> **YOUR INSTRUCTIONS**
Verbatim copy, images omitted: return the full listing.

══════════

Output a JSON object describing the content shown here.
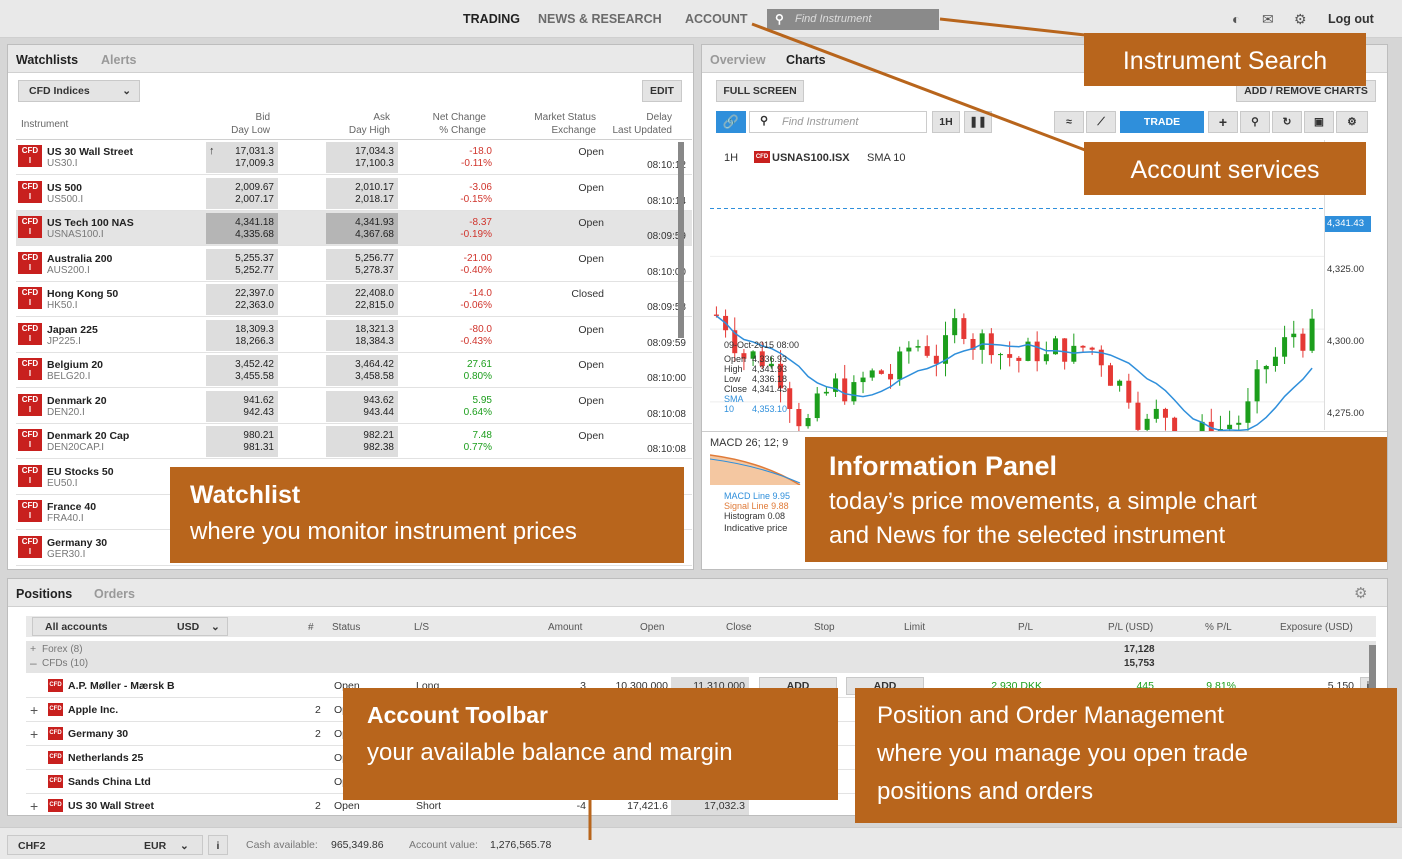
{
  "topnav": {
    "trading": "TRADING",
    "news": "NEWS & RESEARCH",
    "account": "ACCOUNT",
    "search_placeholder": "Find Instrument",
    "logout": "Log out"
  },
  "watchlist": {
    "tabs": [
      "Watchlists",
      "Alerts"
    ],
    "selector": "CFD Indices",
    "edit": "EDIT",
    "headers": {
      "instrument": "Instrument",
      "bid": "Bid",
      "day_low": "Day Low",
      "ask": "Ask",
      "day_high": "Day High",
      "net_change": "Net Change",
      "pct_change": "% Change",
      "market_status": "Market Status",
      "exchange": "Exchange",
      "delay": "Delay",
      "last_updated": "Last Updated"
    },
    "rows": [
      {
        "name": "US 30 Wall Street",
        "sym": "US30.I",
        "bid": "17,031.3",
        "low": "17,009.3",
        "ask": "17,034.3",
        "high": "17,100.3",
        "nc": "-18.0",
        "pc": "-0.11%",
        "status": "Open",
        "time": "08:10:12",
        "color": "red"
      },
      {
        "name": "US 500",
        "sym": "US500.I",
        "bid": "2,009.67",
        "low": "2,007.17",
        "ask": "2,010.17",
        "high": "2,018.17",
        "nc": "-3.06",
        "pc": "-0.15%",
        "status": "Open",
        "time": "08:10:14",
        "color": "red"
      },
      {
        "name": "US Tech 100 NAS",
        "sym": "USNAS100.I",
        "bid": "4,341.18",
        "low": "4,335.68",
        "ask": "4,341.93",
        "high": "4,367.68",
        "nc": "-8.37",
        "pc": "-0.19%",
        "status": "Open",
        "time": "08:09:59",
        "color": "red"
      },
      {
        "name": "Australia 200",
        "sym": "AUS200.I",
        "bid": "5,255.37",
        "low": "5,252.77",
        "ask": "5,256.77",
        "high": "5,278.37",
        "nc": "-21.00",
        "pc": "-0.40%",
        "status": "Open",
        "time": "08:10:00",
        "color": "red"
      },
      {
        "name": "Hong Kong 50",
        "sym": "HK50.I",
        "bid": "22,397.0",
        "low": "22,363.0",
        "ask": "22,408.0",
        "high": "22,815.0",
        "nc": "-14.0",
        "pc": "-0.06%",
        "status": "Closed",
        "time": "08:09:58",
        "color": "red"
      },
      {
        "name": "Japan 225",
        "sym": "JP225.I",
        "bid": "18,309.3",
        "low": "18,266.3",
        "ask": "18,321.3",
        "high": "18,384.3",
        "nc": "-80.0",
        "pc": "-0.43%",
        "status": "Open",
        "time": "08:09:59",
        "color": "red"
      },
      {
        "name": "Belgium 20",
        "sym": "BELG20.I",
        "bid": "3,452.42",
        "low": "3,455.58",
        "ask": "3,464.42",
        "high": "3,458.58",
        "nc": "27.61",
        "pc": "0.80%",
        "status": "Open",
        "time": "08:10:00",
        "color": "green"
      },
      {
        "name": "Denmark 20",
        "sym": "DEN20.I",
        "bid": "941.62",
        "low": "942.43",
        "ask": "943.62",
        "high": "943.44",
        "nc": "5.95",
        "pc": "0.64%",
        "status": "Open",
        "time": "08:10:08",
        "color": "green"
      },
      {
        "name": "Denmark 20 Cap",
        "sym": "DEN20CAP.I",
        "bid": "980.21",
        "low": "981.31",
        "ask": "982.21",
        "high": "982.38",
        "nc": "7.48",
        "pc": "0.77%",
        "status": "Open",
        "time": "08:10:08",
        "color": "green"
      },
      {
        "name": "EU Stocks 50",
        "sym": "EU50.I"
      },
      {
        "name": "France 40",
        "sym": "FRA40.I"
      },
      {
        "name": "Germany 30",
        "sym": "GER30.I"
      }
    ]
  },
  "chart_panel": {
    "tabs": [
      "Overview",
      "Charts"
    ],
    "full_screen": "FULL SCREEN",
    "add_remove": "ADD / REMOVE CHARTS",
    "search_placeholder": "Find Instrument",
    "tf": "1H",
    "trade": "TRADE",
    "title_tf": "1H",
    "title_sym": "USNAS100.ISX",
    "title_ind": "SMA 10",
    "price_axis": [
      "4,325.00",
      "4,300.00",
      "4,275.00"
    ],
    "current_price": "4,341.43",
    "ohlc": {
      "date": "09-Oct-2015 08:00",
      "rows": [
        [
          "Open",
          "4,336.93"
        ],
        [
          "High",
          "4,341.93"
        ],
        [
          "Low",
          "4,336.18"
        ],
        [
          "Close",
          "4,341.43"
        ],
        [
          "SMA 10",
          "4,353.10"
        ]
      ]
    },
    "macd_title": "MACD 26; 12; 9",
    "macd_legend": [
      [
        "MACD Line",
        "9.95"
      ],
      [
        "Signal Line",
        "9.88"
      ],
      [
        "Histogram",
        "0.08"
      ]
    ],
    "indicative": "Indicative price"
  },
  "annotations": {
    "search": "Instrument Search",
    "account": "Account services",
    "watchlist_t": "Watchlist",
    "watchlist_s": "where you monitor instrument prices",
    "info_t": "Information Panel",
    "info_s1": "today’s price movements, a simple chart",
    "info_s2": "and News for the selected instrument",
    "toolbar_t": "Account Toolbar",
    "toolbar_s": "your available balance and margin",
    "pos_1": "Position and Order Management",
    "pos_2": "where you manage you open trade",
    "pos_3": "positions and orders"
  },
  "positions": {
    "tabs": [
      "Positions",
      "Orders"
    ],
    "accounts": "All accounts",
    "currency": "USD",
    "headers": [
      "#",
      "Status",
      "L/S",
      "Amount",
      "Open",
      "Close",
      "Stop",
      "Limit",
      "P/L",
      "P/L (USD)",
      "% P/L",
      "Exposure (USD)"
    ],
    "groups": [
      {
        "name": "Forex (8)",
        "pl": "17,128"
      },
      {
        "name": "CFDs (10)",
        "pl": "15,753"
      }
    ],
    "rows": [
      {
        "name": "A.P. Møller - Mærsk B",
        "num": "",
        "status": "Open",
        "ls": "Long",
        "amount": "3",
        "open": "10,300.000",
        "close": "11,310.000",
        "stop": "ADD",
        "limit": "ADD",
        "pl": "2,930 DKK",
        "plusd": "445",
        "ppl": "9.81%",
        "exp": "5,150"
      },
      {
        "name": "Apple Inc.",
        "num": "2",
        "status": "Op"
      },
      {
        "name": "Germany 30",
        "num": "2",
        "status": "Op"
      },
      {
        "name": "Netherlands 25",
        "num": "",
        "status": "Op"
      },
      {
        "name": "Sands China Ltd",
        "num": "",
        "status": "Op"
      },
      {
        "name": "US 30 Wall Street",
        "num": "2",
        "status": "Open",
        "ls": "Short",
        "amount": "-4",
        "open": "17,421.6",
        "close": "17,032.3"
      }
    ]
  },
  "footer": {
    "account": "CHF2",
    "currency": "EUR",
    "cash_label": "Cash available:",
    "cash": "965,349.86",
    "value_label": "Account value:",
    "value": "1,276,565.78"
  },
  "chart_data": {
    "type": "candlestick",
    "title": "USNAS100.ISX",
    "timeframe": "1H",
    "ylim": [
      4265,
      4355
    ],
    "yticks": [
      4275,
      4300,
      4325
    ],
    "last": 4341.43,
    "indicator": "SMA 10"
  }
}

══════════

> **RESPONSE FOR THIS EXERCISE**
Output a JSON object describing the content shown here.
{
  "topnav": {
    "trading": "TRADING",
    "news": "NEWS & RESEARCH",
    "account": "ACCOUNT",
    "search_placeholder": "Find Instrument",
    "logout": "Log out"
  },
  "watchlist": {
    "tabs": [
      "Watchlists",
      "Alerts"
    ],
    "selector": "CFD Indices",
    "edit": "EDIT",
    "headers": {
      "instrument": "Instrument",
      "bid": "Bid",
      "day_low": "Day Low",
      "ask": "Ask",
      "day_high": "Day High",
      "net_change": "Net Change",
      "pct_change": "% Change",
      "market_status": "Market Status",
      "exchange": "Exchange",
      "delay": "Delay",
      "last_updated": "Last Updated"
    },
    "rows": [
      {
        "name": "US 30 Wall Street",
        "sym": "US30.I",
        "bid": "17,031.3",
        "low": "17,009.3",
        "ask": "17,034.3",
        "high": "17,100.3",
        "nc": "-18.0",
        "pc": "-0.11%",
        "status": "Open",
        "time": "08:10:12",
        "color": "red"
      },
      {
        "name": "US 500",
        "sym": "US500.I",
        "bid": "2,009.67",
        "low": "2,007.17",
        "ask": "2,010.17",
        "high": "2,018.17",
        "nc": "-3.06",
        "pc": "-0.15%",
        "status": "Open",
        "time": "08:10:14",
        "color": "red"
      },
      {
        "name": "US Tech 100 NAS",
        "sym": "USNAS100.I",
        "bid": "4,341.18",
        "low": "4,335.68",
        "ask": "4,341.93",
        "high": "4,367.68",
        "nc": "-8.37",
        "pc": "-0.19%",
        "status": "Open",
        "time": "08:09:59",
        "color": "red"
      },
      {
        "name": "Australia 200",
        "sym": "AUS200.I",
        "bid": "5,255.37",
        "low": "5,252.77",
        "ask": "5,256.77",
        "high": "5,278.37",
        "nc": "-21.00",
        "pc": "-0.40%",
        "status": "Open",
        "time": "08:10:00",
        "color": "red"
      },
      {
        "name": "Hong Kong 50",
        "sym": "HK50.I",
        "bid": "22,397.0",
        "low": "22,363.0",
        "ask": "22,408.0",
        "high": "22,815.0",
        "nc": "-14.0",
        "pc": "-0.06%",
        "status": "Closed",
        "time": "08:09:58",
        "color": "red"
      },
      {
        "name": "Japan 225",
        "sym": "JP225.I",
        "bid": "18,309.3",
        "low": "18,266.3",
        "ask": "18,321.3",
        "high": "18,384.3",
        "nc": "-80.0",
        "pc": "-0.43%",
        "status": "Open",
        "time": "08:09:59",
        "color": "red"
      },
      {
        "name": "Belgium 20",
        "sym": "BELG20.I",
        "bid": "3,452.42",
        "low": "3,455.58",
        "ask": "3,464.42",
        "high": "3,458.58",
        "nc": "27.61",
        "pc": "0.80%",
        "status": "Open",
        "time": "08:10:00",
        "color": "green"
      },
      {
        "name": "Denmark 20",
        "sym": "DEN20.I",
        "bid": "941.62",
        "low": "942.43",
        "ask": "943.62",
        "high": "943.44",
        "nc": "5.95",
        "pc": "0.64%",
        "status": "Open",
        "time": "08:10:08",
        "color": "green"
      },
      {
        "name": "Denmark 20 Cap",
        "sym": "DEN20CAP.I",
        "bid": "980.21",
        "low": "981.31",
        "ask": "982.21",
        "high": "982.38",
        "nc": "7.48",
        "pc": "0.77%",
        "status": "Open",
        "time": "08:10:08",
        "color": "green"
      },
      {
        "name": "EU Stocks 50",
        "sym": "EU50.I"
      },
      {
        "name": "France 40",
        "sym": "FRA40.I"
      },
      {
        "name": "Germany 30",
        "sym": "GER30.I"
      }
    ]
  },
  "chart_panel": {
    "tabs": [
      "Overview",
      "Charts"
    ],
    "full_screen": "FULL SCREEN",
    "add_remove": "ADD / REMOVE CHARTS",
    "search_placeholder": "Find Instrument",
    "tf": "1H",
    "trade": "TRADE",
    "title_tf": "1H",
    "title_sym": "USNAS100.ISX",
    "title_ind": "SMA 10",
    "price_axis": [
      "4,325.00",
      "4,300.00",
      "4,275.00"
    ],
    "current_price": "4,341.43",
    "ohlc": {
      "date": "09-Oct-2015 08:00",
      "rows": [
        [
          "Open",
          "4,336.93"
        ],
        [
          "High",
          "4,341.93"
        ],
        [
          "Low",
          "4,336.18"
        ],
        [
          "Close",
          "4,341.43"
        ],
        [
          "SMA 10",
          "4,353.10"
        ]
      ]
    },
    "macd_title": "MACD 26; 12; 9",
    "macd_legend": [
      [
        "MACD Line",
        "9.95"
      ],
      [
        "Signal Line",
        "9.88"
      ],
      [
        "Histogram",
        "0.08"
      ]
    ],
    "indicative": "Indicative price"
  },
  "annotations": {
    "search": "Instrument Search",
    "account": "Account services",
    "watchlist_t": "Watchlist",
    "watchlist_s": "where you monitor instrument prices",
    "info_t": "Information Panel",
    "info_s1": "today’s price movements, a simple chart",
    "info_s2": "and News for the selected instrument",
    "toolbar_t": "Account Toolbar",
    "toolbar_s": "your available balance and margin",
    "pos_1": "Position and Order Management",
    "pos_2": "where you manage you open trade",
    "pos_3": "positions and orders"
  },
  "positions": {
    "tabs": [
      "Positions",
      "Orders"
    ],
    "accounts": "All accounts",
    "currency": "USD",
    "headers": [
      "#",
      "Status",
      "L/S",
      "Amount",
      "Open",
      "Close",
      "Stop",
      "Limit",
      "P/L",
      "P/L (USD)",
      "% P/L",
      "Exposure (USD)"
    ],
    "groups": [
      {
        "name": "Forex (8)",
        "pl": "17,128"
      },
      {
        "name": "CFDs (10)",
        "pl": "15,753"
      }
    ],
    "rows": [
      {
        "name": "A.P. Møller - Mærsk B",
        "num": "",
        "status": "Open",
        "ls": "Long",
        "amount": "3",
        "open": "10,300.000",
        "close": "11,310.000",
        "stop": "ADD",
        "limit": "ADD",
        "pl": "2,930 DKK",
        "plusd": "445",
        "ppl": "9.81%",
        "exp": "5,150"
      },
      {
        "name": "Apple Inc.",
        "num": "2",
        "status": "Op"
      },
      {
        "name": "Germany 30",
        "num": "2",
        "status": "Op"
      },
      {
        "name": "Netherlands 25",
        "num": "",
        "status": "Op"
      },
      {
        "name": "Sands China Ltd",
        "num": "",
        "status": "Op"
      },
      {
        "name": "US 30 Wall Street",
        "num": "2",
        "status": "Open",
        "ls": "Short",
        "amount": "-4",
        "open": "17,421.6",
        "close": "17,032.3"
      }
    ]
  },
  "footer": {
    "account": "CHF2",
    "currency": "EUR",
    "cash_label": "Cash available:",
    "cash": "965,349.86",
    "value_label": "Account value:",
    "value": "1,276,565.78"
  },
  "chart_data": {
    "type": "candlestick",
    "title": "USNAS100.ISX",
    "timeframe": "1H",
    "ylim": [
      4265,
      4355
    ],
    "yticks": [
      4275,
      4300,
      4325
    ],
    "last": 4341.43,
    "indicator": "SMA 10"
  }
}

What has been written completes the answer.